One Liner Review:
An unusual black comedy that is both disturbing and funny with it’s cleverly absurd antics.
American Psycho is a pretty wild movie. On the one hand, it’s a comedy about a guy who is absolutely obsessive about every detail of every material object he comes across. whether it’s the color of a business card or the type of lotion he uses on his face, this guy just gets so into it that it’s quite funny. and on the other hand, this same guy is a serial killer and is totally demented. it’s a very strange combination, but a genius move to make it equally disturbing and comedic.
the movie opens with patrick bateman (christian bale, in the role that brought him into the spotlight), sitting around at a restaurant talking with his friends. after that, we are with him in his apartment during his usual morning routines. his voice over explains all of the different things he’s doing and using, such as an ice pack over the eyes and a cleansing facial lotion that dries up and then peals off like a mask. the voice over talks about the reasons why bateman does and also does not use certain lotions, and it’s all so overly detailed, that it’s unusually funny. we never see stuff like this. i know it’s based on a brett easton ellis book and i know that all of this stuff has got to be in the book (i read his novel, the rules of attraction, and it was written with the same detailed voice), but this movie knows exactly how to handle it.
bale goes to work, where he and his friends sit around at a table discussing their business cards. it’s another very funny, material scene, where the guys just sit around caring about the most insignificant little details. one thing funny about the scene is that all of their business cards look pretty much the same. but the words they use to describe each one, as well as the way every time a new card is taken out, it is shown is slow motion, all works very well. the idea is that this stuff means a lot to bateman. so when he sees a new card being taken out, his heart almost skips a beat in anticipation. when one person’s card has a water mark on it, you can practically see bateman salivating while looking at it.

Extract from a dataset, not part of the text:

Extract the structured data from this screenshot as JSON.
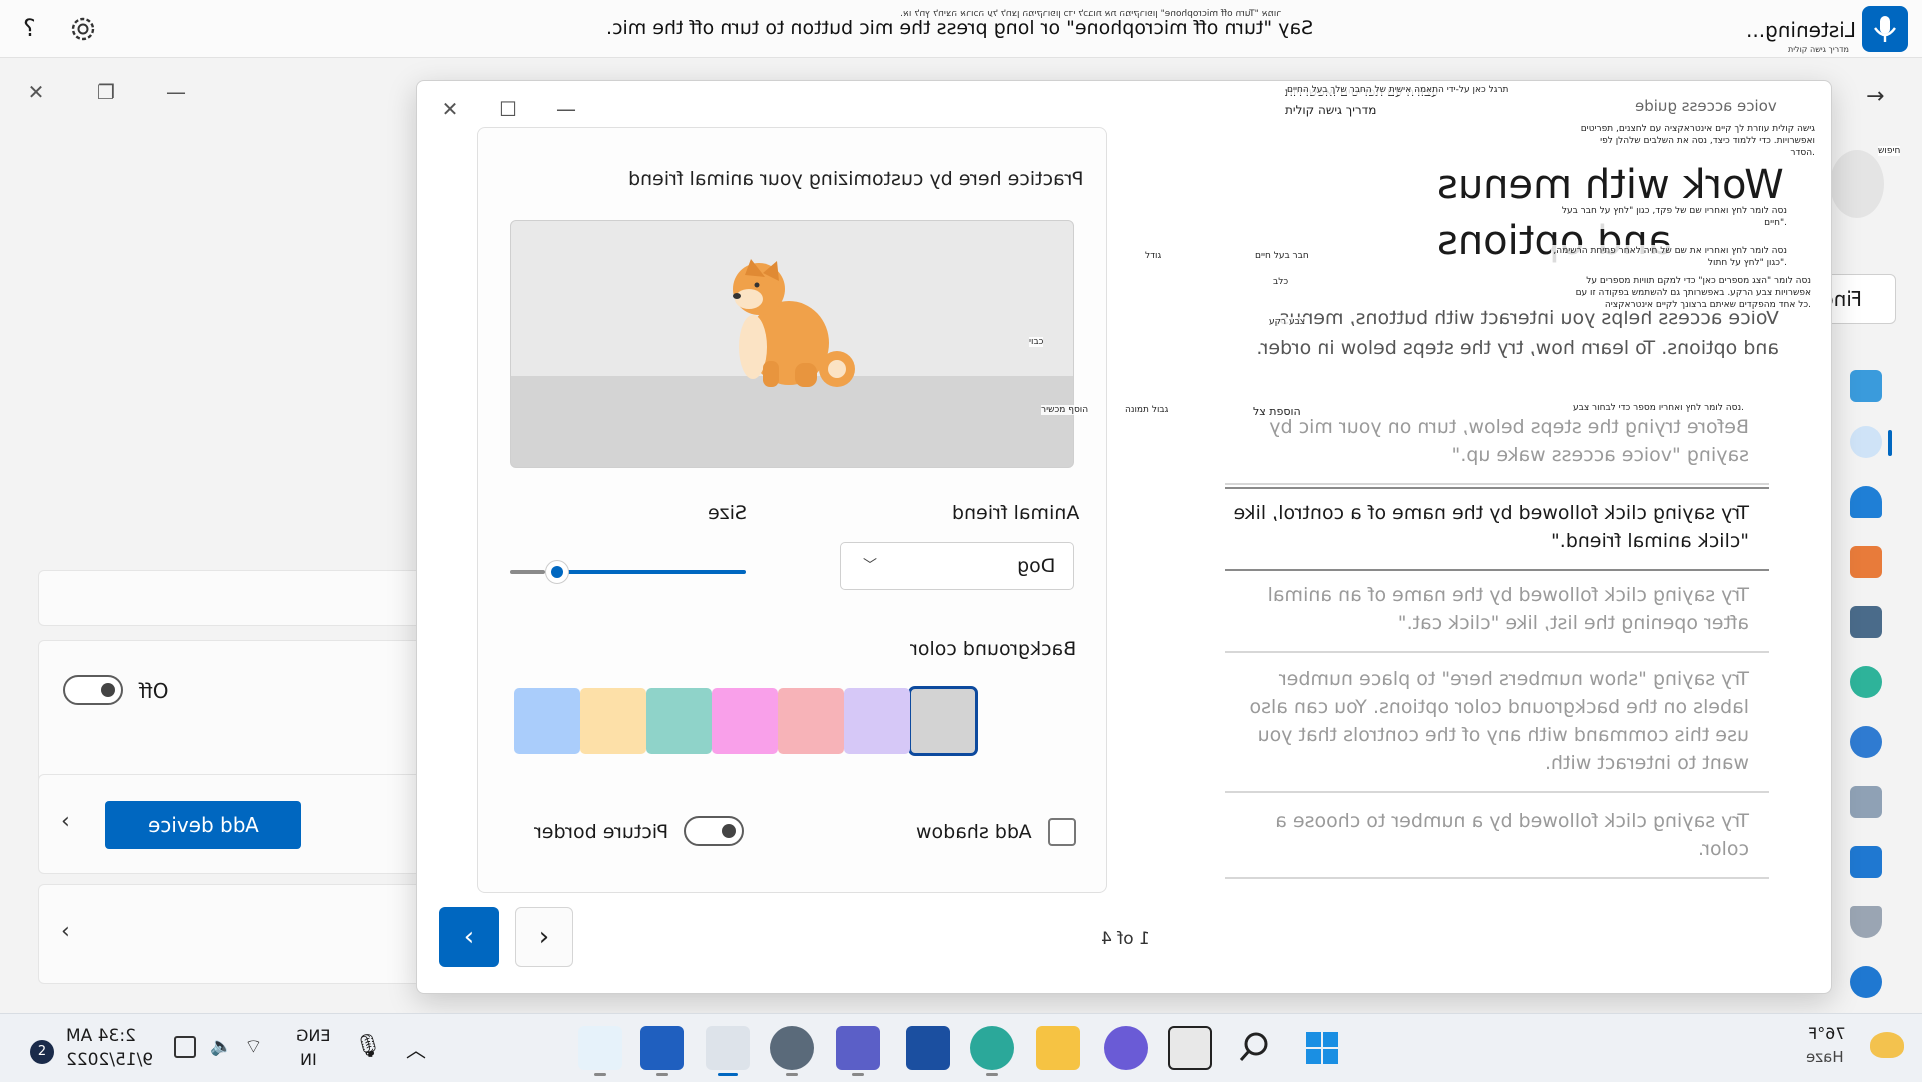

And then the killing starts. bateman kills a homeless man in an alley just because the man is uglying up our society, or something like that. he talks to the man about how bad he smells before knifing him to death. and then bateman wines and dines a colleague named paul allen, played by jared leto. bateman doesn’t like this guy very much, and that’s made clear from the start of the movie with things bateman says in his voice over about him. and now, after an evening of dinner and drinks, the boys return to bateman’s appartment.
that’s when the huey louis and the news music comes on and bateman pulls out his axe. he’s wearing a raincoat in a room covered in newspaper, and he’s clearly about to kill allen. but the great thing is, he can’t help himself from stopping to analyze the music. he talks about huey louis, this album, and also their albums that came before it. and then he lets loose and kills his victim.
We return to work with bateman where we spend some time with his timid secretary, played nicely by chloe seveigny. one of the funny things about the work scenes is that bateman never seems to actually be doing any work. he’s never on the phone with clients, or meeting with them, and when he does go to a meeting and sits at that long table, all he and his friends talk about is their business cards.
bateman has a visitor come to his office, and it’s the detective working the paul allen missing person’s case, played by willem dafoe. the detective has been hired by allen’s girlfriend who thinks something happened to him. but all signs point to him taking a trip to england. that’s because bateman covered his bases. he went to allen’s apartment, packed a suitcase full of clothes, and then recorded a new outgoing message on allen’s voicemail machine that told anyone who called that he would be in london for few days.
the investigation doesn’t really get to far, and that’s probably because bateman doesn’t seem to care that much. you see, this movie seems to be very much from bateman’s point of view. that’s why we never see him do any work. because the work doesn’t mean anything to him. i’m sure he does it, off screen, but probably does it mindlessly. what we watch is the stuff he thinks about and the stuff he cares about.
bateman has two different evenings with prostitutes, where he brings them over to his apartment, gives them his own made-up names, and has sex with them. even while doing them, he’s staring at himself in the mirror, making muscles and admiring his own physique. bateman is a control freak, and he tells the girls what to do. even at work, he tells his secretary what he wants her to wear. he loves himself and his opinions and on two other occasions, besides the paul allen murder scene, he plays loud music and analyzes it to his guests. one is phil collins, the other is whitney houston.
bateman finds himself constantly snapping and going on killing sprees. this happens more and more as the movie goes along. that’s because bateman starts to lose it. one thing that sets him off is when one of the girls he invites over starts to laugh at him for listening to whitney houston. he runs around naked with a chainsaw and it’s all ridiculously campy and funny. in another scene later on, he just shoots everybody he comes across. this is a very strange movie. it is set in the eighties, where sexual harassment ran wild in the work place, and people listened to ridiculous music while thinking they were ultra cool, just because they blasted it (bateman walks around with “Walking on sunshine” blasting in his head phones at the start of the film). the movie works as a very cool psychological study of this guy, but it also works as a great black comedy. it’s not the easiest on the stomach, but if you can handle that, then it’s definitely something different and a lot of fun.